▶ _DATA PROVIDED_:
************

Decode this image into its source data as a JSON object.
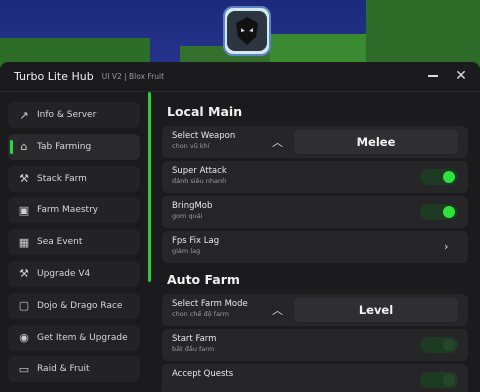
{
  "window": {
    "title": "Turbo Lite Hub",
    "subtitle": "UI V2 | Blox Fruit"
  },
  "sidebar": {
    "items": [
      {
        "label": "Info & Server",
        "icon": "chart-line-icon",
        "glyph": "↗",
        "active": false
      },
      {
        "label": "Tab Farming",
        "icon": "home-icon",
        "glyph": "⌂",
        "active": true
      },
      {
        "label": "Stack Farm",
        "icon": "hammer-icon",
        "glyph": "⚒",
        "active": false
      },
      {
        "label": "Farm Maestry",
        "icon": "box-icon",
        "glyph": "▣",
        "active": false
      },
      {
        "label": "Sea Event",
        "icon": "calendar-icon",
        "glyph": "▦",
        "active": false
      },
      {
        "label": "Upgrade V4",
        "icon": "pickaxe-icon",
        "glyph": "⚒",
        "active": false
      },
      {
        "label": "Dojo & Drago Race",
        "icon": "bag-icon",
        "glyph": "▢",
        "active": false
      },
      {
        "label": "Get Item & Upgrade",
        "icon": "robot-icon",
        "glyph": "◉",
        "active": false
      },
      {
        "label": "Raid & Fruit",
        "icon": "car-icon",
        "glyph": "▭",
        "active": false
      }
    ]
  },
  "main": {
    "section1": {
      "title": "Local Main",
      "select_weapon": {
        "label": "Select Weapon",
        "desc": "chon vũ khí",
        "value": "Melee"
      },
      "super_attack": {
        "label": "Super Attack",
        "desc": "đánh siêu nhanh",
        "on": true
      },
      "bring_mob": {
        "label": "BringMob",
        "desc": "gom quái",
        "on": true
      },
      "fps_fix": {
        "label": "Fps Fix Lag",
        "desc": "giảm lag"
      }
    },
    "section2": {
      "title": "Auto Farm",
      "select_mode": {
        "label": "Select Farm Mode",
        "desc": "chon chế độ farm",
        "value": "Level"
      },
      "start_farm": {
        "label": "Start Farm",
        "desc": "bắt đầu farm",
        "on": false
      },
      "accept_quests": {
        "label": "Accept Quests"
      }
    }
  },
  "colors": {
    "accent": "#2fe33f",
    "panel": "#1b1b1d"
  }
}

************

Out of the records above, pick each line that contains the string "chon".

▶ _ANSWER TO THIS TASK_:
        "desc": "chon vũ khí",
        "desc": "chon chế độ farm",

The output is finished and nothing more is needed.